29th April 2021
‘I know that I do not know’ (Socrates)
Last week the youngest ever contender won the 2021 Mastermind of Britain competition. His name is Jonathan Gibson, a student who is studying for a PhD in modern history at the University of St. Andrews. I for one found his enthusiasm and excitement at quizzing rather delightful and he credited his success down to curiosity and doing lots of quizzes. He also said that ‘I wouldn’t say it has anything to do with intelligence in a classical way’. I thought this showed a degree of humility but also was probably a true measure of his own intelligence, for the more you know the more you are aware of the amount you do not know!
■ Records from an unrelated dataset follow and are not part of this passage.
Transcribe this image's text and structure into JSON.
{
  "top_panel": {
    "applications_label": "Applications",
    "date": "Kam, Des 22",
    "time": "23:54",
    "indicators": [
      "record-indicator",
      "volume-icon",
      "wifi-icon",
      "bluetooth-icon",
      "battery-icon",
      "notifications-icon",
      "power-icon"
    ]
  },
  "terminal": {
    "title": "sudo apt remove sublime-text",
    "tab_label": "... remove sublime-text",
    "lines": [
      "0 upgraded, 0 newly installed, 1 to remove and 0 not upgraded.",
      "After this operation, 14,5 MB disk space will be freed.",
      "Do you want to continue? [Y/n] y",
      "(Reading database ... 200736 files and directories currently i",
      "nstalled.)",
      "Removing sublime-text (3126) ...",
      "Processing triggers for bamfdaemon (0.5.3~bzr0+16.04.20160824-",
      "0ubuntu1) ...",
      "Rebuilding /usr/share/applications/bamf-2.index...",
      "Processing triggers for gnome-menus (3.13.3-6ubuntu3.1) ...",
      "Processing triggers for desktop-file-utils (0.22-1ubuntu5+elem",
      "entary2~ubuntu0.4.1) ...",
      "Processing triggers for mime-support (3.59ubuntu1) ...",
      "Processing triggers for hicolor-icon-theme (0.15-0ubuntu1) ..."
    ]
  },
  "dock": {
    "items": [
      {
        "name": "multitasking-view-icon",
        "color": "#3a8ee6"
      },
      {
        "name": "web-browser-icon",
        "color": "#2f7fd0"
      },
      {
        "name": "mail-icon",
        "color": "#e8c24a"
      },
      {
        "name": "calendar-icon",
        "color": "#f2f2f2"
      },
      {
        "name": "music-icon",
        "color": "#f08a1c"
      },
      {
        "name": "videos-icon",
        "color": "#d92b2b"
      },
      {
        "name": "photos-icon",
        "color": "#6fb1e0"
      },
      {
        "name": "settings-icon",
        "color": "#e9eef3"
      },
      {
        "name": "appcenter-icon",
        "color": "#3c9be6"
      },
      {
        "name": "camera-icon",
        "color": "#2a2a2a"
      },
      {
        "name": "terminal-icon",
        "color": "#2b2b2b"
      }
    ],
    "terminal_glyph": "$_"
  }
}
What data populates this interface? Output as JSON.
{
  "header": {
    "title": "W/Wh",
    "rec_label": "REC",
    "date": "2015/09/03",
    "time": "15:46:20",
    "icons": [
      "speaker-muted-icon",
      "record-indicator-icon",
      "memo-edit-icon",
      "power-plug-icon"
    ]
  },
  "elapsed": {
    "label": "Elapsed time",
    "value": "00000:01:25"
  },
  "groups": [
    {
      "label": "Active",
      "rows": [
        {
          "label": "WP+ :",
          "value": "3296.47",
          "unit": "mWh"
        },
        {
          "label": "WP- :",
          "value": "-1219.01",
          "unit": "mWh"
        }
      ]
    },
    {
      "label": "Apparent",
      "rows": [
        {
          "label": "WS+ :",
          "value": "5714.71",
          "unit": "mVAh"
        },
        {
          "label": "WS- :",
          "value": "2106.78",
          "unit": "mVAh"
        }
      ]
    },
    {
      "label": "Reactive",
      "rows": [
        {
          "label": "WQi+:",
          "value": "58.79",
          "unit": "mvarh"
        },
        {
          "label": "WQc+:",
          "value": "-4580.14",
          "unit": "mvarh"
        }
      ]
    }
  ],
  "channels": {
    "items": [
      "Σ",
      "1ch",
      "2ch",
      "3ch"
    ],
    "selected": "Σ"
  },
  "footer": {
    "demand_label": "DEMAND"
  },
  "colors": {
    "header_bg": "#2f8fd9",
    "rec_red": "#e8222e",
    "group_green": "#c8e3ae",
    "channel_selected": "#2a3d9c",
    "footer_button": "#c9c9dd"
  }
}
Today’s quotation is attributed to Socrates, often regarded as philosophy’s martyr. Sentenced to death in 399BC for ‘corrupting the minds of the youth’, Socrates never wrote anything down but we know about his thinking through his pupil Plato’s writing.
Plato’s Socratic dialogues feature Socrates in lively conversation on a wide range of subjects, from justice and virtue to art and politics. However, the central theme in Socrates’ thinking concerns the nature of knowledge, specifically on how none of us really has any! As Socrates says in the dialogues.
‘True wisdom comes to each of us when we realize how little we understand about life, ourselves and the world around us.’
Socrates encouraged his pupils to question everything (which is why he was suspected at corrupting the minds of the youth!) in order to gain deeper insight to a question or to suggest doubt to a previously held truth.
By using his method of bottomless questioning, Socrates soon discovered that, in fact, few people knew anything they claimed to know for certain.
There is much we can learn from the Socratic method, not least to be wise to the limits of our own knowledge and certainty. Certainty can make us feel secure , but it can also be a barrier to intellectual growth and discovery. We need to seek knowledge from the best and stay curious, but recognise in humility that we will only ever know a very small amount of what there is to be known. And keeping dialogue open is essential in a world with competing truth claims, so that we might gain greater understanding and exercise greater compassion towards those different from ourselves.